Brooks said the federation had taken steps to ensure more stringent traceability processes, enforced by the Ministry of Primary Industries, were in place to prevent dishonest behaviour in the future.

Although Garnett admitted his guilt early on in the commission's investigation he had failed to take responsibility for his actions, Patterson said.
"He tried to justify his offending by claiming other members of the industry were doing the same thing," Patterson said.
"When you take into account eggs are a commodity that many people care a lot about and are prepared to pay a higher price for for a variety of reasons ... the impact of this type of offending is in the public confidence in the egg industry."
The commission submitted three to three and a half years imprisonment was appropriate to send a clear message that the deception was unacceptable but it wouldn't oppose home detention, Patterson said.
Garnett's lawyer Julie Young said her client had a long-standing relationship with the Whangarei community and was extremely remorseful for his actions.
"Prior to this he was someone who was passionate about his business and providing eggs to the community. It's almost incomprehensible why he entered into this dishonesty."
His feelings of responsibility to his 20 staff was an aggravating feature of his dishonesty, she said.
"(The money) didn't go into his back pocket, it went back to the company."
Garnett wasn't in a position to pay reparation but Young recommended home detention or community work.
Judge Duncan Harvey agreed that the egg industry was the biggest victim of Garnett's offending and the sentence would be viewed by many as a clear message.
"There is a need for me to hold you accountable and for me to it make it clear this conduct is completely unacceptable," Harvey said.
"There is a need for me to impose a sentence that is deterrent. If what you claim to be is true, that this kind of behaviour in the egg industry is common, that is very disturbing.
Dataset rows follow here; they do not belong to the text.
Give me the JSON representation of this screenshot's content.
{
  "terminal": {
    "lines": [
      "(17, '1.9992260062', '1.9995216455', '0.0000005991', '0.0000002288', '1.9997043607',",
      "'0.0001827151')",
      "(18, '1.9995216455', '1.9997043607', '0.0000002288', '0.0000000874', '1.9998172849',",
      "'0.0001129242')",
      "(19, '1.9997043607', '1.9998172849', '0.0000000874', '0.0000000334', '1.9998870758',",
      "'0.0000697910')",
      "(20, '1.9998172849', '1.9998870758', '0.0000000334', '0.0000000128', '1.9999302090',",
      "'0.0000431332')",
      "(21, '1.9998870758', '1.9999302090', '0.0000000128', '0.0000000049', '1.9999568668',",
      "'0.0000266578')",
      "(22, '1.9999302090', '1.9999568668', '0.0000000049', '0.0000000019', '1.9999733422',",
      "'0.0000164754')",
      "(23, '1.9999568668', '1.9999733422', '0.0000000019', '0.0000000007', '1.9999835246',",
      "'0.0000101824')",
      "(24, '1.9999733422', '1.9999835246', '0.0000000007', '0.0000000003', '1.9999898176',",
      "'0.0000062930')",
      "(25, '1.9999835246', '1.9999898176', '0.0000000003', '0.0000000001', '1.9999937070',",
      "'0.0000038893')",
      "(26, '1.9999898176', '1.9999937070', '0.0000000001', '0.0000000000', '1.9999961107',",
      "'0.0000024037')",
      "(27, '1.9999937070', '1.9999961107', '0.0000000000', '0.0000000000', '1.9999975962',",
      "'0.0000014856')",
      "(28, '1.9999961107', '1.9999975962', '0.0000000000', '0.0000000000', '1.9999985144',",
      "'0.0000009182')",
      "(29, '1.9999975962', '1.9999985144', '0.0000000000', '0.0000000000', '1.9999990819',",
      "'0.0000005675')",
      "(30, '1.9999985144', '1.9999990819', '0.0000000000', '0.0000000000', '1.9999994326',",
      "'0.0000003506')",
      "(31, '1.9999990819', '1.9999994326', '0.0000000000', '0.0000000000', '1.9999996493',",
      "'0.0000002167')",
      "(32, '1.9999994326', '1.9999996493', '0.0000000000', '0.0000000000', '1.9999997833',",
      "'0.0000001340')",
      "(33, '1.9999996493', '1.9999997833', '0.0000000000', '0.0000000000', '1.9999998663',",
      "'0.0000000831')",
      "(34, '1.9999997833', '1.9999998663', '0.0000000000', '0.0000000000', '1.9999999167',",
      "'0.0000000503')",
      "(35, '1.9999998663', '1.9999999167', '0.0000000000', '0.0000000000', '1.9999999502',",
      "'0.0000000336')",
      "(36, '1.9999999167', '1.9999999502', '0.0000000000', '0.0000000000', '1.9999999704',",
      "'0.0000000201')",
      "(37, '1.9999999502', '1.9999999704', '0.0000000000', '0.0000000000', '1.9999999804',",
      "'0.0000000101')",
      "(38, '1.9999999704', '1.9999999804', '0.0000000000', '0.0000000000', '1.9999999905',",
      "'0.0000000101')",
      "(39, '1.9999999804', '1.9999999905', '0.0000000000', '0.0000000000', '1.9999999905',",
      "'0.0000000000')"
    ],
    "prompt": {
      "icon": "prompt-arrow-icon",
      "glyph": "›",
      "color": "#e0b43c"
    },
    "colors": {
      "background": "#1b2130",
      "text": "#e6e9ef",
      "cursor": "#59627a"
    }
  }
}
There is a need to send a very clear message."
However, he took into account mitigating factors such as Garnett's compliance with the commission's investigation, his concern for his employees and the amount of stress he was facing at the time, including a bout of depression.
He acknowledged a pre-sentencing report which said Garnett had a low risk of reoffending and should serve a home detention and community work sentence.
The offending wasn't particularly sophisticated but it was large scale and had a variety of victims, Harvey said.
He imposed a sentence of 12 months home detention and 200 hours community service during which time he was to refrain from taking and possessing drugs and alcohol and should complete counselling as directed.

An earlier version of this story incorrectly stated that Garnett was fined.